The "Trepat Collection" was an interesting demonstration of a collaboration between a wealthy Spanish industrialist and a number of avant garde artists. His success in manufacturing and marketing agricultural machinery allowed him to commission works by the likes of Man Ray, Lazlo Moholy-Nagy, and Walker Evans to help create a distinctive brand for his company.
Other exhibits, such as the impressively large-scale collages by Vik Muniz demonstrated that photographs as artefacts can themselves be reworked to create new images. Others again, such as the work of Mazaccio and Drowilal, undermine celebrity, advertising and sentimentality in our image-soaked society. Denis Rouvre's presentation ("Identity, Intimate Territories") of low-key projected portraits with narration by the subject reminded me that, far from being an issue for the French alone, multiple identities are a fact of life for all of us in a globalized world of migrants.
All in all, a thoroughly enjoyable day and I was only sorry that it couldn't have been longer. It was long enough to inspire me, though, and encourage me to work more carefully on my own photography. Less gear, more story. More vision. More "rencontres"!
All pictures taken with my Fujifilm X-E1 with Fujinon 14mm and 18-55mm lenses. JPEGs tweaked with Snapseed on an iPad.
One of the advantages of historical sites in some parts of France is that they escaped the heavy bombardments of the First and Second World Wars. In many parts of Europe it can be hard to find a site that isn't a total reconstruction. The beautiful Cloth Hall in Ypres, for example, was entirely rebuilt from rubble. And the buildings in many "medieval" town centres in Germany are often, for obvious reasons, no more than 60 or 70 years old.
So it was particularly refreshing to come across the beautifully-preserved medieval town of Pérouges in the Rhônes-Alpes region of France. Although a centre of the linen trade for centuries, the walled town was progressively abandoned as the Industrial Revolution favoured larger cities, such as Lyon. No bombardment, no war (at least not since a siege in the 15th Century, I believe), just a wave of economic and societal change.
It was also refreshing to see new life in the little town, which now enjoys the benefit of a small museum and the presence of some 80 inhabitants, many of whom seem to be involved in running restaurants, galleries and workshops. All of this has been done without resorting to the plague of Disneyfication: parking is a mere 2 Euros, there is no fee to enter the town and access to the museum is reasonably-priced. You can explore Pérouges to your heart's content for pocket change.

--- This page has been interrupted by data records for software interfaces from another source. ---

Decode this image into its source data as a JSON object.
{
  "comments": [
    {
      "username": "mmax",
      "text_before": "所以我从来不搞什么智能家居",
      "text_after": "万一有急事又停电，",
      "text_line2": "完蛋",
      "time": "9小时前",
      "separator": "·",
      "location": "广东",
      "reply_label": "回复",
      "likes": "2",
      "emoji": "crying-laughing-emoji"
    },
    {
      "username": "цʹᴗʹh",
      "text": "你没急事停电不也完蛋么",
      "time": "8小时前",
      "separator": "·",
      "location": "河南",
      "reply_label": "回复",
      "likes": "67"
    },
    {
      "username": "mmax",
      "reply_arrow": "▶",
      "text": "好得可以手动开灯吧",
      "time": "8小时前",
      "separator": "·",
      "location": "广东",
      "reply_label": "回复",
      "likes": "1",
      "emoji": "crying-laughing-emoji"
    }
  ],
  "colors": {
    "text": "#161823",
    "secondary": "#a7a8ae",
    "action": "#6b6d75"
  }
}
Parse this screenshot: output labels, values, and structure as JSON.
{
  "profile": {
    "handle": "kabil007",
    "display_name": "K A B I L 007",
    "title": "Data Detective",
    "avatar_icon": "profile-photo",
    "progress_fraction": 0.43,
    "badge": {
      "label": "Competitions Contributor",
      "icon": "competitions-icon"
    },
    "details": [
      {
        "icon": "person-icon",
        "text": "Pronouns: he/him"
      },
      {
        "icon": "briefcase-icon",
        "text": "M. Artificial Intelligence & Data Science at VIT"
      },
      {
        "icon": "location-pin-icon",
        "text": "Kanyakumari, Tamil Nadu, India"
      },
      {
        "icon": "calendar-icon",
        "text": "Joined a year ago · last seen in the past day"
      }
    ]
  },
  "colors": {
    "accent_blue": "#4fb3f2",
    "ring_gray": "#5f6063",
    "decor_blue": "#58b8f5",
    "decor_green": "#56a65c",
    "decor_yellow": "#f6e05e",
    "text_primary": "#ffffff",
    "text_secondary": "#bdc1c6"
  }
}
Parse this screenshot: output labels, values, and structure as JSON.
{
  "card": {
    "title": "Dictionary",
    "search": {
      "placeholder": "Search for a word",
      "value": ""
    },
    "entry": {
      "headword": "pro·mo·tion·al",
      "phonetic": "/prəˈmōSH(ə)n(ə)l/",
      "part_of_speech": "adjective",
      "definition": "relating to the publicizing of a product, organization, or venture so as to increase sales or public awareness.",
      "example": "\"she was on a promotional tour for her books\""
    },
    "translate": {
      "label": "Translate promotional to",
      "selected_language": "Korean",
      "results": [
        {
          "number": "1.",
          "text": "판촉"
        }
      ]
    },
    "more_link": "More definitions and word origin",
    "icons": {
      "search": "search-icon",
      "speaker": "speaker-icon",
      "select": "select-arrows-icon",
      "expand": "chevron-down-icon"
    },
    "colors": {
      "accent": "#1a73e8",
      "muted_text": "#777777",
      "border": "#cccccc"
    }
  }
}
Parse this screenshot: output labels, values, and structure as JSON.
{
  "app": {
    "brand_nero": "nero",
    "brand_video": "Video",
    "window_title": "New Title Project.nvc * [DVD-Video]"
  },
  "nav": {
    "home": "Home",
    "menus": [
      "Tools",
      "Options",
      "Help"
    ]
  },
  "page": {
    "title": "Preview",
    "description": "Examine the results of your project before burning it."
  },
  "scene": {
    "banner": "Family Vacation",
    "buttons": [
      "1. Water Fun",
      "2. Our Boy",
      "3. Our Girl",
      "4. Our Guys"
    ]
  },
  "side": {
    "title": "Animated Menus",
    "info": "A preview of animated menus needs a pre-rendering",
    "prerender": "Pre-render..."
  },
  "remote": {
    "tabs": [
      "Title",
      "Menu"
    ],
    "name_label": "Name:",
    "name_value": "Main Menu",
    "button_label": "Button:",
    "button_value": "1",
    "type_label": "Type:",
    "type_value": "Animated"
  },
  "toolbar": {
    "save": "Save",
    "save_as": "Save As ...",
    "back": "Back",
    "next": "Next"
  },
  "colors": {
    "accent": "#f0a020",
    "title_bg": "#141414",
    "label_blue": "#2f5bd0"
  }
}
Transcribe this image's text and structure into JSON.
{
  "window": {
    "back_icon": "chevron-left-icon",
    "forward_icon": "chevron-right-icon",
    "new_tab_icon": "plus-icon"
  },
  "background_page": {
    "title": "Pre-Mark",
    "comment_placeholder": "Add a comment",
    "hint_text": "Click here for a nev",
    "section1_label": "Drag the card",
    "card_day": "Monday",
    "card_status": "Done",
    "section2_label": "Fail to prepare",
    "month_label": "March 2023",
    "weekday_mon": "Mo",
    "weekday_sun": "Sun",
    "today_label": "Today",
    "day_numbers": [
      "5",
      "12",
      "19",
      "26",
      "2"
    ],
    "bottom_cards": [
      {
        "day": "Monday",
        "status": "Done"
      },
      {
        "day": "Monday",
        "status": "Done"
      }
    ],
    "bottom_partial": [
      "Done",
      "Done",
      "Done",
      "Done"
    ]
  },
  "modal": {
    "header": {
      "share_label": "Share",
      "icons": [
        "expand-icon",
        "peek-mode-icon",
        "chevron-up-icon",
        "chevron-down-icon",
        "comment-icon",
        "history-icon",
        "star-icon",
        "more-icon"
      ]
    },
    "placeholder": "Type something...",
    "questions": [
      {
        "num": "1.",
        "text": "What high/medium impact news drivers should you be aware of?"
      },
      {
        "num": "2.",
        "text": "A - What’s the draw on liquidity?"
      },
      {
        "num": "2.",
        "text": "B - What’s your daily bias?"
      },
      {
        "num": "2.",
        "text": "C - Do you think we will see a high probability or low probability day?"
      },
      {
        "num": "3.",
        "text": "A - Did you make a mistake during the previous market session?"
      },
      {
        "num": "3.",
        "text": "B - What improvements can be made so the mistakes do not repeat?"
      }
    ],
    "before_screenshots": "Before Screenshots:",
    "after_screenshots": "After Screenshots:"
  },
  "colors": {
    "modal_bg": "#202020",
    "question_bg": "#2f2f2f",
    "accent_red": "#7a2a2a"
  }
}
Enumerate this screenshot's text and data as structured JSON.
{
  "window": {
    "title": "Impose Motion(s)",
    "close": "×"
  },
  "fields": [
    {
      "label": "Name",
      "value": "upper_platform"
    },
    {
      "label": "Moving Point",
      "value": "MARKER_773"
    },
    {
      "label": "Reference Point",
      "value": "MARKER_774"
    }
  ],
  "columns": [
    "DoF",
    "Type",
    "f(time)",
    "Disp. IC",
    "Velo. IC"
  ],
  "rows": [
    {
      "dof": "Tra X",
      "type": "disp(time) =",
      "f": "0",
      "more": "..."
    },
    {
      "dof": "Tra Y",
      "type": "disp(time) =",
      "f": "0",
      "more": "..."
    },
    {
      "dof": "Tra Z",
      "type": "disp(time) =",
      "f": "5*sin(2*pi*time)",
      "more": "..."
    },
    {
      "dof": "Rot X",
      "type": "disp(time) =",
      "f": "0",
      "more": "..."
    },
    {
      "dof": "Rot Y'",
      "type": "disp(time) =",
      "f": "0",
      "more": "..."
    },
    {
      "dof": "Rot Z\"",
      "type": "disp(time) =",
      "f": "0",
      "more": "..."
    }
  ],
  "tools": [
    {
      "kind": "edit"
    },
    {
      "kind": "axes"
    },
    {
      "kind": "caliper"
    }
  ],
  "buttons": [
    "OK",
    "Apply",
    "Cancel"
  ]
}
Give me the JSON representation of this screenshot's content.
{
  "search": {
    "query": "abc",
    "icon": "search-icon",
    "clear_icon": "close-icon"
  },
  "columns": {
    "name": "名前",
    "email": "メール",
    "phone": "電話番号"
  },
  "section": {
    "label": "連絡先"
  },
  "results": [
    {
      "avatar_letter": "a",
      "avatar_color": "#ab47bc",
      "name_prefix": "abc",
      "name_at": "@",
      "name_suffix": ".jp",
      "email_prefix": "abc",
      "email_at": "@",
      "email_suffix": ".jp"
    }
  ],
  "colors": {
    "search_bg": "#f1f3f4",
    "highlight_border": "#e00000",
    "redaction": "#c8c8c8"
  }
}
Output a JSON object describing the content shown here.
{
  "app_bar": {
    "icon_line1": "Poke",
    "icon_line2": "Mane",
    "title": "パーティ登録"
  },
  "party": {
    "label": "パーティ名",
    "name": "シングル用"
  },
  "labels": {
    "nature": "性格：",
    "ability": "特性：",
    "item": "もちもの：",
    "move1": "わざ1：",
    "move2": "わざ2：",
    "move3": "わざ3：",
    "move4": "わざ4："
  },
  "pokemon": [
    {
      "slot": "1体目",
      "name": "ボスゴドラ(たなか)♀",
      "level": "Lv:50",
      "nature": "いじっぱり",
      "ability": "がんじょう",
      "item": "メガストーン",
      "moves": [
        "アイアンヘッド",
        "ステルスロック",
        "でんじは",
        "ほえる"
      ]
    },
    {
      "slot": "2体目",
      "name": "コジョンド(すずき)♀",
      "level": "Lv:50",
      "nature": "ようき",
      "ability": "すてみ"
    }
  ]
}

And explore I did. Un gros merci aux citoyens de Pérouges !
(All images are JPEGs from a Fujifilm X-E1, processed with Snapseed on an iPad.)